## Your task
Repeat only what appears from the line containing "What data populates" through the last line of the listing below, exactly as written.

▬▬▬

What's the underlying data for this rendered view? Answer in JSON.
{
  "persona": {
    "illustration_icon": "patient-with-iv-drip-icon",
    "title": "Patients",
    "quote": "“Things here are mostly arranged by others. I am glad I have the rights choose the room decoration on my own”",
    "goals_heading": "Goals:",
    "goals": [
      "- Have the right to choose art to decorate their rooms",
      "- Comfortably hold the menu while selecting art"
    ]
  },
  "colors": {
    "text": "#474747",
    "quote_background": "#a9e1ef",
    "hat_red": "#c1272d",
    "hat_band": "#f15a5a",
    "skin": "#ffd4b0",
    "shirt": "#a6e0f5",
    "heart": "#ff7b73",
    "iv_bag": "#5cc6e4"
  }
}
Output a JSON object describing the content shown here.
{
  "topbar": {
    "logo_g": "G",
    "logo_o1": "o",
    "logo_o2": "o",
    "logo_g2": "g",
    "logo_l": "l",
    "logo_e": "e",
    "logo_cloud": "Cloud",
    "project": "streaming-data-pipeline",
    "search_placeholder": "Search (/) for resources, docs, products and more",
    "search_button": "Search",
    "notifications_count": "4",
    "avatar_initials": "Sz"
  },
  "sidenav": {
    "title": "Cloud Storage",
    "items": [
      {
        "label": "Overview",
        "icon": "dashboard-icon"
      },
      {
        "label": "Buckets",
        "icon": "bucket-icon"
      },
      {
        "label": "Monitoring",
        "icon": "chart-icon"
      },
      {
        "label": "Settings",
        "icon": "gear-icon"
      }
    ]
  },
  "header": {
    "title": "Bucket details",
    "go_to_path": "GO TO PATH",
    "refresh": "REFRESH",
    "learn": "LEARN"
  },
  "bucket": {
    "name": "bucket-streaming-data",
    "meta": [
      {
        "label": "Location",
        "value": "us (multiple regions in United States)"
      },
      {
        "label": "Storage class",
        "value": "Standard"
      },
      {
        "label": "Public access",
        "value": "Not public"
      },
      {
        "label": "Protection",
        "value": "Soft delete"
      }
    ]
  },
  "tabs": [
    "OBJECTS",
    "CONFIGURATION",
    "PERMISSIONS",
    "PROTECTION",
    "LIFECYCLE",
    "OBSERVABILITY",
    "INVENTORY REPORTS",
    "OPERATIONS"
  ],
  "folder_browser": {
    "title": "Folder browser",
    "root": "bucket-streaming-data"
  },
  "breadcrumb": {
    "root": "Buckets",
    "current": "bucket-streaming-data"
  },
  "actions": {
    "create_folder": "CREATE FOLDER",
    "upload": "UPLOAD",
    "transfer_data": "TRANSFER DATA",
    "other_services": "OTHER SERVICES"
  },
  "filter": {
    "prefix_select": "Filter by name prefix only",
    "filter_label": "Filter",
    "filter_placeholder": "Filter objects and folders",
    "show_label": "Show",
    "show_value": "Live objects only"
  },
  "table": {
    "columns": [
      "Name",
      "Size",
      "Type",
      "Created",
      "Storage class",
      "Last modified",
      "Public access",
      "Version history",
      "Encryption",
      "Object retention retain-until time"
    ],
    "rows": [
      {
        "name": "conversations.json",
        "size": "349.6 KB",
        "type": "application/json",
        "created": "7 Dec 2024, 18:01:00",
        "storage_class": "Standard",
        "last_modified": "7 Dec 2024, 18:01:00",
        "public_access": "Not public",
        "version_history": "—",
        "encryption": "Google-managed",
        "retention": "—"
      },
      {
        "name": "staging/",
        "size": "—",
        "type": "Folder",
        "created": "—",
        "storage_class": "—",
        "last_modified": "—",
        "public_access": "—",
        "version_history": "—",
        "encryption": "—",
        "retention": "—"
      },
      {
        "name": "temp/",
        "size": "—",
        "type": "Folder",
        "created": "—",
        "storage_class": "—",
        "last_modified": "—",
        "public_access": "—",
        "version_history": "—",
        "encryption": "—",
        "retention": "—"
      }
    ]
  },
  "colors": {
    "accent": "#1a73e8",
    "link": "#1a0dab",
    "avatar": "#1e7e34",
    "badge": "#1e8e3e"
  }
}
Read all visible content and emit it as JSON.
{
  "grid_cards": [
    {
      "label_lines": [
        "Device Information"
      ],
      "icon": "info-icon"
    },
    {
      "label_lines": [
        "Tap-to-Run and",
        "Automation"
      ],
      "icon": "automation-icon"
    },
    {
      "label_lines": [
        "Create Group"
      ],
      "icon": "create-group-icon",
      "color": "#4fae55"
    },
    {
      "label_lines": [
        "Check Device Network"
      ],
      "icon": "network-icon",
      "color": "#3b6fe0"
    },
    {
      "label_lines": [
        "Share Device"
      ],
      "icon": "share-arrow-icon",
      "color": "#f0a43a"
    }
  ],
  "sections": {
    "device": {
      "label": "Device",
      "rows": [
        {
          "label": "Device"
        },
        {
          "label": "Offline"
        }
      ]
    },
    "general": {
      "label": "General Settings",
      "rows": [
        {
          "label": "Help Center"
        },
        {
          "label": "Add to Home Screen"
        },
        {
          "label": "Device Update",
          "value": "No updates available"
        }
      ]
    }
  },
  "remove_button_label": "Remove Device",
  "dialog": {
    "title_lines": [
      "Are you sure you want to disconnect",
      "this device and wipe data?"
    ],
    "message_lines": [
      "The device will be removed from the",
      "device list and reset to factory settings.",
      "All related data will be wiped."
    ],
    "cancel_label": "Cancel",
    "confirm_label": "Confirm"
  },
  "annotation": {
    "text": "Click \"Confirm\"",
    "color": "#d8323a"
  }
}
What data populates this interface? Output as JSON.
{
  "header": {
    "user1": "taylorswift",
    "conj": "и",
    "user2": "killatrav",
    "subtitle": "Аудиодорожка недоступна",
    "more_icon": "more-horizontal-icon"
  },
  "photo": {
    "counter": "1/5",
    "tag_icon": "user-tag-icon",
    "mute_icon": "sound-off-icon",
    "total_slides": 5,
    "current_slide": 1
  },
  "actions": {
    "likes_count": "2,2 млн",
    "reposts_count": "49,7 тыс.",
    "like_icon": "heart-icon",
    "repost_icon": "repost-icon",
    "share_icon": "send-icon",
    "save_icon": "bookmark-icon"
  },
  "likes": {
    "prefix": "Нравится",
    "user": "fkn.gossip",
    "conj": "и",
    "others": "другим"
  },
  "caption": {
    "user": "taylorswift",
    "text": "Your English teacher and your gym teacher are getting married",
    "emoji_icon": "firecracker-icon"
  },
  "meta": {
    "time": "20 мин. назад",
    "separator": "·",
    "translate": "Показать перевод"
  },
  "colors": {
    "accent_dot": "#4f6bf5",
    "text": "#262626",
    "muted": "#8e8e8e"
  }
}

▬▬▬

## Your response
What data populates this interface? Output as JSON.
{
  "header": {
    "user1": "taylorswift",
    "conj": "и",
    "user2": "killatrav",
    "subtitle": "Аудиодорожка недоступна",
    "more_icon": "more-horizontal-icon"
  },
  "photo": {
    "counter": "1/5",
    "tag_icon": "user-tag-icon",
    "mute_icon": "sound-off-icon",
    "total_slides": 5,
    "current_slide": 1
  },
  "actions": {
    "likes_count": "2,2 млн",
    "reposts_count": "49,7 тыс.",
    "like_icon": "heart-icon",
    "repost_icon": "repost-icon",
    "share_icon": "send-icon",
    "save_icon": "bookmark-icon"
  },
  "likes": {
    "prefix": "Нравится",
    "user": "fkn.gossip",
    "conj": "и",
    "others": "другим"
  },
  "caption": {
    "user": "taylorswift",
    "text": "Your English teacher and your gym teacher are getting married",
    "emoji_icon": "firecracker-icon"
  },
  "meta": {
    "time": "20 мин. назад",
    "separator": "·",
    "translate": "Показать перевод"
  },
  "colors": {
    "accent_dot": "#4f6bf5",
    "text": "#262626",
    "muted": "#8e8e8e"
  }
}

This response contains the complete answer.